The finding that the chicks trained and tested first on days 5, 6 or 7 seemed unable to rely on magnetic compass direction in their searching behaviour 1 week later was unexpected, as the other group of chicks trained and tested on day 12 used magnetic directions. Also, Freire et al. (Freire et al., 2005), who tested their chicks twice, once at the age of 10 to 14 days and a second time at 19 to 23 days, found a preference for the magnetically correct axis during both periods. The after-effect of early training and testing that we found seems to suggest that subjecting the chicks to a training and testing procedure when they were probably unable to use the direction of the magnetic field prevented them from using the magnetic field as a cue in that particular context in the future. In their first test on days 5 to 7, they may have learnt to use non-magnetic ‘room’ cues and persisted to use these when they were tested later. However, their individual performance does not support such a strategy, as chicks that had shown a preference for the original training direction in the first tests did not do so in the second tests and vice versa (see supplementary material Table S1). They may have simply adopted a random search strategy and persisted to do so even though they could have used magnetic cues later.

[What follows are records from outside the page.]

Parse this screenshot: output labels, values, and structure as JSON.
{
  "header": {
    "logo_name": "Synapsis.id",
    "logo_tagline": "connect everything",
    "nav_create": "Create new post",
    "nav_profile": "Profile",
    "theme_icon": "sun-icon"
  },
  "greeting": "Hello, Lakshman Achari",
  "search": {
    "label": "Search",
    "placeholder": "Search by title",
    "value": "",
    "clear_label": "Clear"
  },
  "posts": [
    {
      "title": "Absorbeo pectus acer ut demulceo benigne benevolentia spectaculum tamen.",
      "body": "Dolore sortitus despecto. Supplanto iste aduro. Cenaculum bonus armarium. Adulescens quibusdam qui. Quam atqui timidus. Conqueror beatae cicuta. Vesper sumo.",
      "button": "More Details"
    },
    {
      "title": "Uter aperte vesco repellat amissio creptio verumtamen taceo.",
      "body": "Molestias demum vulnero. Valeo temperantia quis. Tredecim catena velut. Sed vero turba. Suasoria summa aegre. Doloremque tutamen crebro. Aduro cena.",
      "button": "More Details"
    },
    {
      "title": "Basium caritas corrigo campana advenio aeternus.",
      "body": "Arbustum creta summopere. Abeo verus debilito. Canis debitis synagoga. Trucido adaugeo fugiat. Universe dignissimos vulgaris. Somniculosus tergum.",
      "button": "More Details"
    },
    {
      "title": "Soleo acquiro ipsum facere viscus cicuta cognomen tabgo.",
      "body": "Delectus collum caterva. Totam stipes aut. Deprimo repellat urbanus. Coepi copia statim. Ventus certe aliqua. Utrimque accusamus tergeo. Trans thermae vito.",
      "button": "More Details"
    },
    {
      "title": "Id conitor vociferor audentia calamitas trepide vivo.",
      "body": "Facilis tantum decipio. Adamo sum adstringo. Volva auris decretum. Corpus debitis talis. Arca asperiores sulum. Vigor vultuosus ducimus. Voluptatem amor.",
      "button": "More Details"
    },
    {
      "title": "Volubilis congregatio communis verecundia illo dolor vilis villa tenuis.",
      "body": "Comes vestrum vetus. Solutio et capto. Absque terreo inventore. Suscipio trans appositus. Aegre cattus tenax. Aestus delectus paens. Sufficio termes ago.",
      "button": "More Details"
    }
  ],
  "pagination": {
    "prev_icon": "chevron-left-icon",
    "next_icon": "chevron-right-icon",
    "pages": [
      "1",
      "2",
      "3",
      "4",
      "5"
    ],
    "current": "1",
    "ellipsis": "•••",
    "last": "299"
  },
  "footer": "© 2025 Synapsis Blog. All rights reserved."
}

In conclusion, the ability to process and learn to follow magnetic directions develops between day 7 and 8 of post-hatching life. Although the retinal pigments probably used to detect the magnetic field by the radical pair mechanism are present in the violet cones by day 5, the association of their input with the central mechanisms of learning using magnetic information does not occur until 3 days later. This finding suggests that the maturation of the necessary cognitive mechanisms takes place after the development of the relevant cellular and subcellular structures in the retina.
Thanks are due to Leo Peichl, Max-Planck-Institut für Hirnforschung, for his valuable help and advice with the immuno-histochemistry, and Sandy Gass, Dennis Gehring, Philipp Hildenbrand, Patrick Höde, Dany Kuriakose, Stefanie Rudolph, Frederic Strobl and Miriam Wellmann for their assistance with the experiments.
Our work was supported by the Deutsche Forschungsgemeinschaft (grant to W.W. Wi-404/16-1). C.N. was supported by the Alfons und Gertrud Kassel-Foundation through the Frankfurt International Graduate School of Science.
No competing interests declared.